[Extracted entries — start]

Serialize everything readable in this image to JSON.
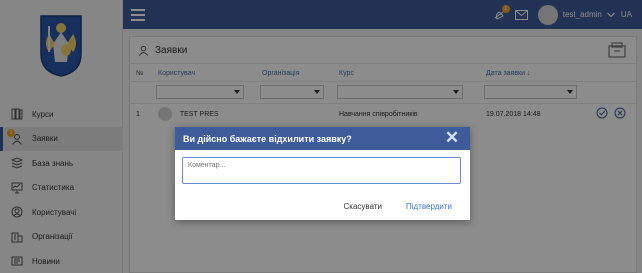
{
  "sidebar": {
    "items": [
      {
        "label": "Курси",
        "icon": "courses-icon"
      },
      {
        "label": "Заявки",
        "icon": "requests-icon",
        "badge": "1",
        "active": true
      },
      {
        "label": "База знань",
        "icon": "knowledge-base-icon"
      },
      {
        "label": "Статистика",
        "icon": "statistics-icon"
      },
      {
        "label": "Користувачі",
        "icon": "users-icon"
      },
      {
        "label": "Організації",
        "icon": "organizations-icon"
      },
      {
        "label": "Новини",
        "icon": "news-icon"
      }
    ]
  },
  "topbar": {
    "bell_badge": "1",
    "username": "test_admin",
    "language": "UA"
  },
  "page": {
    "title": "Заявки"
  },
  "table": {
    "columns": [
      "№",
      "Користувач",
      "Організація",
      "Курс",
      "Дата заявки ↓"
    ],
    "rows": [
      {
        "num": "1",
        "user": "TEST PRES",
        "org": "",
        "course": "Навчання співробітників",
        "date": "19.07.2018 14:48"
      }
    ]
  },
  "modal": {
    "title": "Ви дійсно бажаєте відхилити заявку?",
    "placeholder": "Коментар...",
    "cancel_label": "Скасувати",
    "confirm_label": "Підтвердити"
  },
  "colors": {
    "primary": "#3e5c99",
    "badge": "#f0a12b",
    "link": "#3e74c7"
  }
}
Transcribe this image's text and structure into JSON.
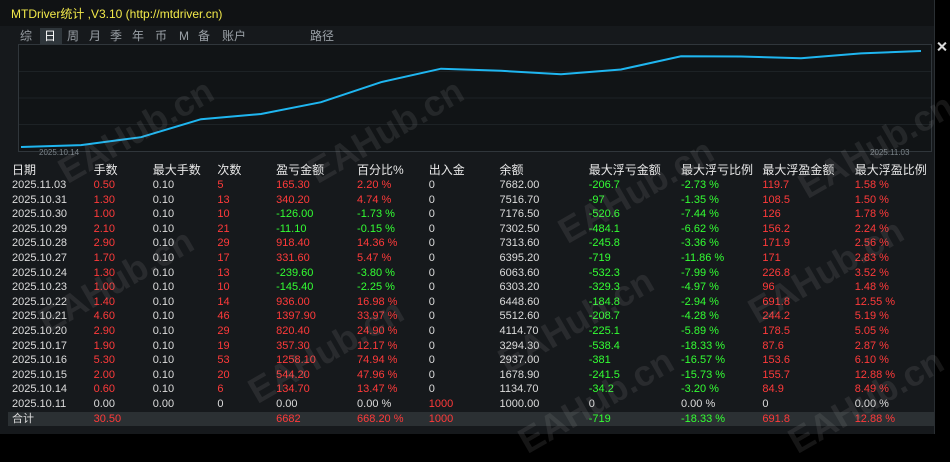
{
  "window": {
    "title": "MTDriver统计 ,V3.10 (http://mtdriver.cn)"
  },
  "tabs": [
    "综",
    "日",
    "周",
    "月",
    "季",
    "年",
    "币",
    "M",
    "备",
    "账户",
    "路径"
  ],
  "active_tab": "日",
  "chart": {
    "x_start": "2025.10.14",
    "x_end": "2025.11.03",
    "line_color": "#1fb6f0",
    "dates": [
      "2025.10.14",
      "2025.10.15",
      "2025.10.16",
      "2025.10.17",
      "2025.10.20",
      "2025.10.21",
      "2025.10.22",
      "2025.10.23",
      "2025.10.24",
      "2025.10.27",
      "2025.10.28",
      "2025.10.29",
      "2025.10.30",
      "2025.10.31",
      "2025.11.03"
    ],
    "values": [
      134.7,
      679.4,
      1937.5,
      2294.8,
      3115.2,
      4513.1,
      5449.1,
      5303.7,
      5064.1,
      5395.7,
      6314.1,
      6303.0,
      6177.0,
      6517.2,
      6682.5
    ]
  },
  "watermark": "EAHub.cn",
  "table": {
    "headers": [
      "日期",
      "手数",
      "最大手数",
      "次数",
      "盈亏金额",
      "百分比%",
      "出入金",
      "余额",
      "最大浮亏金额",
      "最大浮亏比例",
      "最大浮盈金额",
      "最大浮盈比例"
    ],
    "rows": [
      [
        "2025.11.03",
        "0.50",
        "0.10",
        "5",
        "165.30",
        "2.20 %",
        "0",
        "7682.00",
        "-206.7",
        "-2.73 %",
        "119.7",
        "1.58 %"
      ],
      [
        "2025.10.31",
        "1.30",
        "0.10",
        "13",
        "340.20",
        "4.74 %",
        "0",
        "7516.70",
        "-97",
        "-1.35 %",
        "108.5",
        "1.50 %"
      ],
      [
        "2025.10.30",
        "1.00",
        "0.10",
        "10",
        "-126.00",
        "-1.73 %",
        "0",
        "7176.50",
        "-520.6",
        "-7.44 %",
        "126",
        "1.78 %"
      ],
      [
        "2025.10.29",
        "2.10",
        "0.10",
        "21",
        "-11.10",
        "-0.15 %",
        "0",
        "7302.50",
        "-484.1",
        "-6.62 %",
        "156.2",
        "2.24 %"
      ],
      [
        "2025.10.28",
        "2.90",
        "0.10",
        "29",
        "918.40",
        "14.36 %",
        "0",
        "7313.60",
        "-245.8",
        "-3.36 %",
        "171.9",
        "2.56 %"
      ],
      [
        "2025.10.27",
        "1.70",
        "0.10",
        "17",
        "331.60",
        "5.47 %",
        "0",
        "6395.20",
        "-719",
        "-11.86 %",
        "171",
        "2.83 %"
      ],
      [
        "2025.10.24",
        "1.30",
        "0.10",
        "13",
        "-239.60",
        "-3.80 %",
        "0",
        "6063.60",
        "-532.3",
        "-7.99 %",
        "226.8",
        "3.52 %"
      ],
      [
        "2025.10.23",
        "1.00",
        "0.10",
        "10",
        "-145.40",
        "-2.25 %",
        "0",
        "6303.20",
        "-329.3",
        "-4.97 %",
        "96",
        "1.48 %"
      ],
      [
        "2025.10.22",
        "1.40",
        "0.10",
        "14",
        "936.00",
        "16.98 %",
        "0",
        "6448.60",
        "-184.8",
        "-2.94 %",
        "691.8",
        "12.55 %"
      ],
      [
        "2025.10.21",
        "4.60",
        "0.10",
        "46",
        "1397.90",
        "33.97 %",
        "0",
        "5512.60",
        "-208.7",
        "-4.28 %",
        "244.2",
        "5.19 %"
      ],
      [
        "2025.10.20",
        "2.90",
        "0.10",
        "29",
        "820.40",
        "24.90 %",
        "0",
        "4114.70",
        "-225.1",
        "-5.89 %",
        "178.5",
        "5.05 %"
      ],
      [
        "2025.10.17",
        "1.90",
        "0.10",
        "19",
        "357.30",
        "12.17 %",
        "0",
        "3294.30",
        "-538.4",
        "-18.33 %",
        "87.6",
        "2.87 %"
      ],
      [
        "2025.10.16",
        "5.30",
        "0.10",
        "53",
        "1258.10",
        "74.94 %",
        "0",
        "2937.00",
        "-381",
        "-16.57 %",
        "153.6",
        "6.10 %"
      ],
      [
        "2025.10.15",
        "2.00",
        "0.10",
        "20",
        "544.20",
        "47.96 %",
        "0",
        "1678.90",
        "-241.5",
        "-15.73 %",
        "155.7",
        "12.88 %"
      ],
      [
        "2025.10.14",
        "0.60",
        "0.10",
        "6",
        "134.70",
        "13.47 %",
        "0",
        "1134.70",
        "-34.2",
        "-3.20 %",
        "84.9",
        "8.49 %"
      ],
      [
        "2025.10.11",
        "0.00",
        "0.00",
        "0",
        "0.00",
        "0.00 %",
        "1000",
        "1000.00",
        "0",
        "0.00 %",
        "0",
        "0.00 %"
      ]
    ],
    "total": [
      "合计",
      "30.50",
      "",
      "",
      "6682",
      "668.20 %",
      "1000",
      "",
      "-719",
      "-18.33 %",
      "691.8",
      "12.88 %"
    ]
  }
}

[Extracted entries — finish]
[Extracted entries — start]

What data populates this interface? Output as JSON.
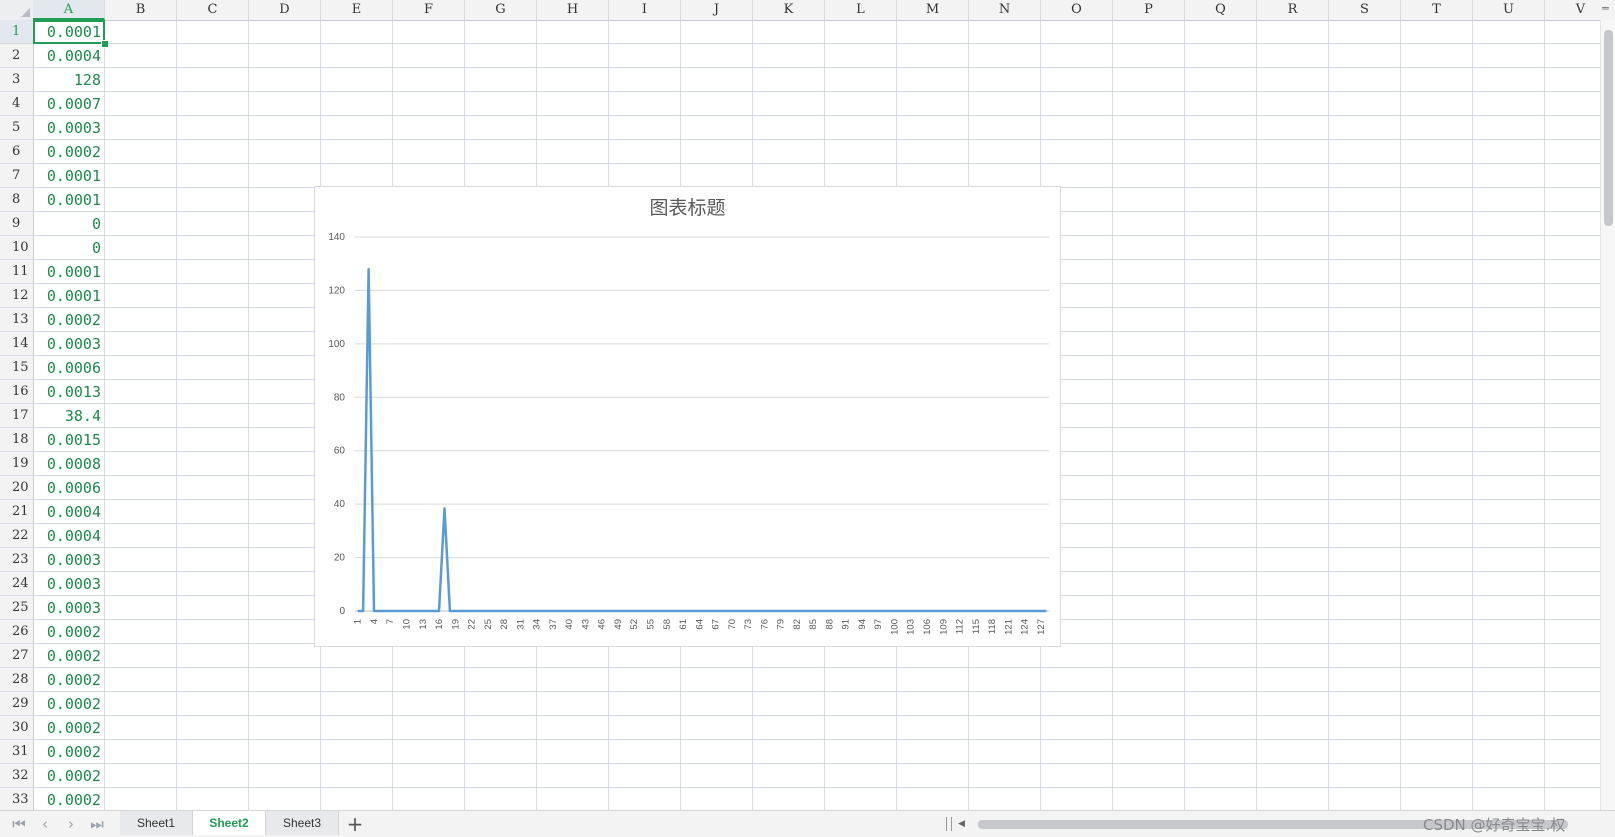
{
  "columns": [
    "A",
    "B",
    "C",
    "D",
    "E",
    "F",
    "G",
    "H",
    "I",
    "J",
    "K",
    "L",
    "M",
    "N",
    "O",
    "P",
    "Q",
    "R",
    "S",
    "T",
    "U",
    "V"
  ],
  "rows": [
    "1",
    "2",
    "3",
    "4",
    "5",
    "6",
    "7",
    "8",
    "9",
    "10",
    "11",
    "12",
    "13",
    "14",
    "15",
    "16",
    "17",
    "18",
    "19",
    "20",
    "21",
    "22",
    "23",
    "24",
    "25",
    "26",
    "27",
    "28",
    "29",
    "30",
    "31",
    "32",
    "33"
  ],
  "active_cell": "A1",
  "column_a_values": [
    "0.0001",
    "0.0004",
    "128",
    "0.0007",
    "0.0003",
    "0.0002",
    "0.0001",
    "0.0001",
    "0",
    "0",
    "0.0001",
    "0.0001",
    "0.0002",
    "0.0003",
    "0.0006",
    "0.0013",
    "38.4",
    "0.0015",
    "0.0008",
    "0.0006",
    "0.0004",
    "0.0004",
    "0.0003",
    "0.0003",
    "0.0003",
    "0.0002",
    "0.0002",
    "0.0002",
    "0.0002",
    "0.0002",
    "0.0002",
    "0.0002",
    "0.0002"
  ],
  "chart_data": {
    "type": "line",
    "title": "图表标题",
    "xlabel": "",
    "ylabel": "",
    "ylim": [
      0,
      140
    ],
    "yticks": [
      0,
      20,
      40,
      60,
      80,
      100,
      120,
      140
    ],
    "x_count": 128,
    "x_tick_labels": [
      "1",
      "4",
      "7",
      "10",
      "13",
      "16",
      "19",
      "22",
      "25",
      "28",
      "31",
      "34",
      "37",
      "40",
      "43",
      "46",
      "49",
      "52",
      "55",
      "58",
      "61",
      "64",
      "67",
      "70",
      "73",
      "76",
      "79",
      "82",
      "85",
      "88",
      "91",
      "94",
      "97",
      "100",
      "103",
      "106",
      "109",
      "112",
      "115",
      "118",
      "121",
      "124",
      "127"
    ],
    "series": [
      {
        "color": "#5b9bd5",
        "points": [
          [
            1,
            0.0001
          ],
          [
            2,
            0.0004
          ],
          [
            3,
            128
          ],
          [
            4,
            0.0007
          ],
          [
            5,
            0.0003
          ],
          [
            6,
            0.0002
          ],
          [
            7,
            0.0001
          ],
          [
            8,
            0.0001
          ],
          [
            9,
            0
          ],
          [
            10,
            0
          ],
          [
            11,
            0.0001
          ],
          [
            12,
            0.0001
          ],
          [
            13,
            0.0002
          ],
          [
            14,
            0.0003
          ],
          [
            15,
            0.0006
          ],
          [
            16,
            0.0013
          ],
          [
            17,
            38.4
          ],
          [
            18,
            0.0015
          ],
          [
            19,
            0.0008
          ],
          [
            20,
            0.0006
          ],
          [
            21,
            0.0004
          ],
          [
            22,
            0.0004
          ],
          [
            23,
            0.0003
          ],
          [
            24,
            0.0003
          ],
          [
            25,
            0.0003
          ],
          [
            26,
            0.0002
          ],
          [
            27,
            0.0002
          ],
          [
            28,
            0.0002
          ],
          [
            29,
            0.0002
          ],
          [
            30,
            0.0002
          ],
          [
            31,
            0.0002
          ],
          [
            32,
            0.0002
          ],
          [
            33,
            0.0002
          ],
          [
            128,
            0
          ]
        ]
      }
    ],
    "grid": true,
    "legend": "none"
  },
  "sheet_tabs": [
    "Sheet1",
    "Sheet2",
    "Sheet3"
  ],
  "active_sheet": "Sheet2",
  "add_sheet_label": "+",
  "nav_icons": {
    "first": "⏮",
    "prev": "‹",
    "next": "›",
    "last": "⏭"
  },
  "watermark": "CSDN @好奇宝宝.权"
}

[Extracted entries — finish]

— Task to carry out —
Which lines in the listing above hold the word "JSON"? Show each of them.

— Task solution —
Serialize everything readable in this image to JSON.
Transcribe this image's text and structure into JSON.
What data populates this interface? Output as JSON.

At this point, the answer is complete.